Power to Decide, the campaign to prevent unplanned pregnancy, has been assessing public sentiment on a number of topics for two decades. One of the most consistent findings over the years has been the power of parental influence. Specifically, in survey after survey, teens say parents most influence their decisions about sex. Our findings in this 2016 survey paint a similar picture: Parents matter.
#TalkingIsPower: 2018 Champion Guide
Champions play an important role in helping to ensure that all young people have the power to decide if, when and under what circumstances to become pregnant. According to young people, champions—not pop culture—most influence their decisions about sex, love, and relationships. The six tips provided in this resource will help guide you through a thoughtful, rational, and (hopefully) slightly less awkward conversation about sex with the young people in your life (also available in Spanish-language).
Did you know that a healthy understanding of consent actually starts during childhood? Preparing your child and other young people to communicate what they do and don’t like helps them build a foundation to understand and respect the consent of others and themselves. Talking to your young person both early and often is powerful and impactful. This resource provides a few examples of how teaching consent differs at every age.
Tips & Tools For Trusted Adults: Pre-Teen/Early Adolescent
A champion is an adult, like a parent, guardian, other family member or mentor, that a young person trusts to speak with them openly and honestly. Use the tips and guidelines provided in this resource to start important conversations early, plan for the future, and build trust with pre-teens (also available in Spanish-language).
Tips & Tools for Trusted Adults: Transition Aged Youth (13-17)
A champion is an adult, like a parent, guardian, other family member or mentor, that a young person trusts to speak with them openly and honestly. Use the tips and guidelines provided in this resource to start important conversations early, plan for the future, and build trust with teens (also available in Spanish-language).

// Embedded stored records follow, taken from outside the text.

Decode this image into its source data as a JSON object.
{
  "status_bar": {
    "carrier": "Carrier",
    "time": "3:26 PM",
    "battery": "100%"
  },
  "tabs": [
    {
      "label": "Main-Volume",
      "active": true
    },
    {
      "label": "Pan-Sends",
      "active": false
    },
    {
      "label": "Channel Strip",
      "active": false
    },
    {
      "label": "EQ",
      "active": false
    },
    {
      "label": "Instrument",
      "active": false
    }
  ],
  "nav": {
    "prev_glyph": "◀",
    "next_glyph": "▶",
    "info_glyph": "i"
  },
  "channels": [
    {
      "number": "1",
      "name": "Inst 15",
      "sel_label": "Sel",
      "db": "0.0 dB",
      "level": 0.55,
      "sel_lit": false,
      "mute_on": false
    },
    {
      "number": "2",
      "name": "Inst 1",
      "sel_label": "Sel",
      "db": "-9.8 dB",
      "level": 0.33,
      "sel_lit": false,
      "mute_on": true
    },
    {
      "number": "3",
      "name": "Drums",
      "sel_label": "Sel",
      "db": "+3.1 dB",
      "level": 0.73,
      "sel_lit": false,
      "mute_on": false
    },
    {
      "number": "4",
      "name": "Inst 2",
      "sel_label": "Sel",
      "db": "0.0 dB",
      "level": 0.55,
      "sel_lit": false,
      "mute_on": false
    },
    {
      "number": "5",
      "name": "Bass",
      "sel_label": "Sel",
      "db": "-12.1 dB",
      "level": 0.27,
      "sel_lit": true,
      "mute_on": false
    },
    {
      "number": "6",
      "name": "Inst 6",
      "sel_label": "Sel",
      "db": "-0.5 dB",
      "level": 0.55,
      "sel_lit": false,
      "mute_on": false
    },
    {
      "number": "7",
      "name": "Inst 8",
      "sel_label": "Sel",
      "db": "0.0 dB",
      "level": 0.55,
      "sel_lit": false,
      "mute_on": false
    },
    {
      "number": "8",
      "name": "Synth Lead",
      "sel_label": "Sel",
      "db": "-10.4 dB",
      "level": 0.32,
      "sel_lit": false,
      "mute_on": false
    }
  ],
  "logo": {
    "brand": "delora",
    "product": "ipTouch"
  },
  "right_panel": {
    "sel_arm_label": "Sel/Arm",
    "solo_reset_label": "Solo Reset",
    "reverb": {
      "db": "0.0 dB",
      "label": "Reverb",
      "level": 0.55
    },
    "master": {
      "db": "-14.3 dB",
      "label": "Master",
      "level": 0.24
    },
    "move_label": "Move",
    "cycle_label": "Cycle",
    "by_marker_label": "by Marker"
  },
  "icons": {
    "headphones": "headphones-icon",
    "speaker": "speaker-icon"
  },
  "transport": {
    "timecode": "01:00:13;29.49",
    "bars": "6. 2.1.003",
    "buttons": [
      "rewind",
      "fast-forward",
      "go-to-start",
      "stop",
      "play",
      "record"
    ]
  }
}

Tips & Tools For Trusted Adults: Youth 18+
A champion is an adult, like a parent, guardian, other family member or mentor, that a young person trusts to speak with them openly and honestly. Use the tips and guidelines provided in this resource to start important conversations, execute a plan for the future, and continue trusting relationships with young adults 18+ (also available in Spanish-language).
RESOURCES FOR TEENS
StayTeen Quiz and Discussion Guide
Ever think about sex? Of course, who doesn’t? Have you ever thought about what you will do when that situation arises? The best time to think about how you’d handle something is before it actually happens. What will you say? How will you say it? And if you do go all the way, how will you protect yourself, your partner, and both of your futures? We know teens are naturally curious and have lots of questions about sex, love, relationships and contraception. This quiz is designed to address and answer some of those questions honestly and accurately.
Serena, a mom of three and a midwife, shares why it's never too early to start talking about sex, love, and relationships with the young person in your life.
Two fathers, Michael and Anthony, share why it's okay to say "I don't know" when having “the talk” with young people.
#TalkingIsPower: What I Wish I'd Known
Jared shares why conversations around sex, love, and relationships matter.
An organization helping young people make informed and responsible decisions about their reproductive and sexual health.
The Great American Condom Campaign
A youth-led grassroots movement to make the U.S. a sexually healthy nation.
The YWOC for Reproductive Justice Collective
A collective of activists age 14-24 working towards ensuring reproductive freedom for all people (a project of Advocates for Youth).
A grassroots outreach providing age-appropriate, medically accurate, engaging and cringe-free messages about growing up safe, healthy and informed, especially when it comes to puberty and sexuality.